(Records drawn from a dataset)
== Segment start ==

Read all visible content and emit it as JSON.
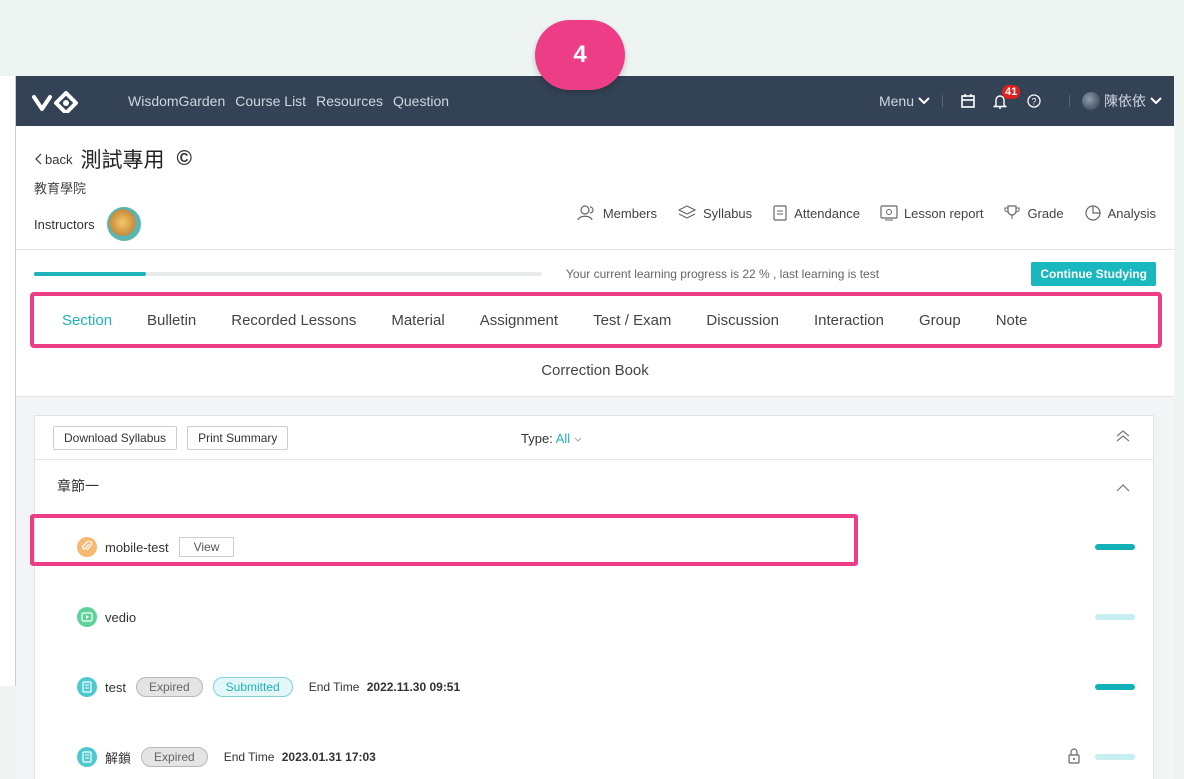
{
  "step_badge": "4",
  "topbar": {
    "brand": "WisdomGarden",
    "nav": [
      "Course List",
      "Resources",
      "Question"
    ],
    "menu_label": "Menu",
    "notification_count": "41",
    "user_name": "陳依依"
  },
  "course": {
    "back_label": "back",
    "title": "測試專用",
    "copyright_symbol": "©",
    "college": "教育學院",
    "instructors_label": "Instructors"
  },
  "tools": [
    {
      "label": "Members",
      "icon": "members-icon"
    },
    {
      "label": "Syllabus",
      "icon": "syllabus-icon"
    },
    {
      "label": "Attendance",
      "icon": "attendance-icon"
    },
    {
      "label": "Lesson report",
      "icon": "lesson-report-icon"
    },
    {
      "label": "Grade",
      "icon": "trophy-icon"
    },
    {
      "label": "Analysis",
      "icon": "pie-icon"
    }
  ],
  "progress": {
    "percent": 22,
    "text": "Your current learning progress is 22 % , last learning is test",
    "continue_label": "Continue Studying"
  },
  "tabs": [
    "Section",
    "Bulletin",
    "Recorded Lessons",
    "Material",
    "Assignment",
    "Test / Exam",
    "Discussion",
    "Interaction",
    "Group",
    "Note"
  ],
  "active_tab": "Section",
  "tab_second_row": "Correction Book",
  "toolbar": {
    "download_label": "Download Syllabus",
    "print_label": "Print Summary",
    "type_label": "Type:",
    "type_value": "All"
  },
  "chapter": {
    "title": "章節一"
  },
  "items": [
    {
      "name": "mobile-test",
      "icon": "link-icon",
      "icon_color": "#f5b971",
      "view_label": "View",
      "progress": "done"
    },
    {
      "name": "vedio",
      "icon": "video-icon",
      "icon_color": "#5dd39a",
      "progress": "none"
    },
    {
      "name": "test",
      "icon": "exam-icon",
      "icon_color": "#4fc9d0",
      "status": "Expired",
      "submitted": "Submitted",
      "end_label": "End Time",
      "end_time": "2022.11.30 09:51",
      "progress": "done"
    },
    {
      "name": "解鎖",
      "icon": "exam-icon",
      "icon_color": "#4fc9d0",
      "status": "Expired",
      "end_label": "End Time",
      "end_time": "2023.01.31 17:03",
      "progress": "none",
      "locked": true
    }
  ],
  "colors": {
    "accent": "#1fb2b8",
    "highlight": "#ec3d86",
    "topbar": "#334255"
  }
}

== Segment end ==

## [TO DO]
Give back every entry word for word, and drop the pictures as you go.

## [TASK RESPONSE]
Read all visible content and emit it as JSON.
{
  "step_badge": "4",
  "topbar": {
    "brand": "WisdomGarden",
    "nav": [
      "Course List",
      "Resources",
      "Question"
    ],
    "menu_label": "Menu",
    "notification_count": "41",
    "user_name": "陳依依"
  },
  "course": {
    "back_label": "back",
    "title": "測試專用",
    "copyright_symbol": "©",
    "college": "教育學院",
    "instructors_label": "Instructors"
  },
  "tools": [
    {
      "label": "Members",
      "icon": "members-icon"
    },
    {
      "label": "Syllabus",
      "icon": "syllabus-icon"
    },
    {
      "label": "Attendance",
      "icon": "attendance-icon"
    },
    {
      "label": "Lesson report",
      "icon": "lesson-report-icon"
    },
    {
      "label": "Grade",
      "icon": "trophy-icon"
    },
    {
      "label": "Analysis",
      "icon": "pie-icon"
    }
  ],
  "progress": {
    "percent": 22,
    "text": "Your current learning progress is 22 % , last learning is test",
    "continue_label": "Continue Studying"
  },
  "tabs": [
    "Section",
    "Bulletin",
    "Recorded Lessons",
    "Material",
    "Assignment",
    "Test / Exam",
    "Discussion",
    "Interaction",
    "Group",
    "Note"
  ],
  "active_tab": "Section",
  "tab_second_row": "Correction Book",
  "toolbar": {
    "download_label": "Download Syllabus",
    "print_label": "Print Summary",
    "type_label": "Type:",
    "type_value": "All"
  },
  "chapter": {
    "title": "章節一"
  },
  "items": [
    {
      "name": "mobile-test",
      "icon": "link-icon",
      "icon_color": "#f5b971",
      "view_label": "View",
      "progress": "done"
    },
    {
      "name": "vedio",
      "icon": "video-icon",
      "icon_color": "#5dd39a",
      "progress": "none"
    },
    {
      "name": "test",
      "icon": "exam-icon",
      "icon_color": "#4fc9d0",
      "status": "Expired",
      "submitted": "Submitted",
      "end_label": "End Time",
      "end_time": "2022.11.30 09:51",
      "progress": "done"
    },
    {
      "name": "解鎖",
      "icon": "exam-icon",
      "icon_color": "#4fc9d0",
      "status": "Expired",
      "end_label": "End Time",
      "end_time": "2023.01.31 17:03",
      "progress": "none",
      "locked": true
    }
  ],
  "colors": {
    "accent": "#1fb2b8",
    "highlight": "#ec3d86",
    "topbar": "#334255"
  }
}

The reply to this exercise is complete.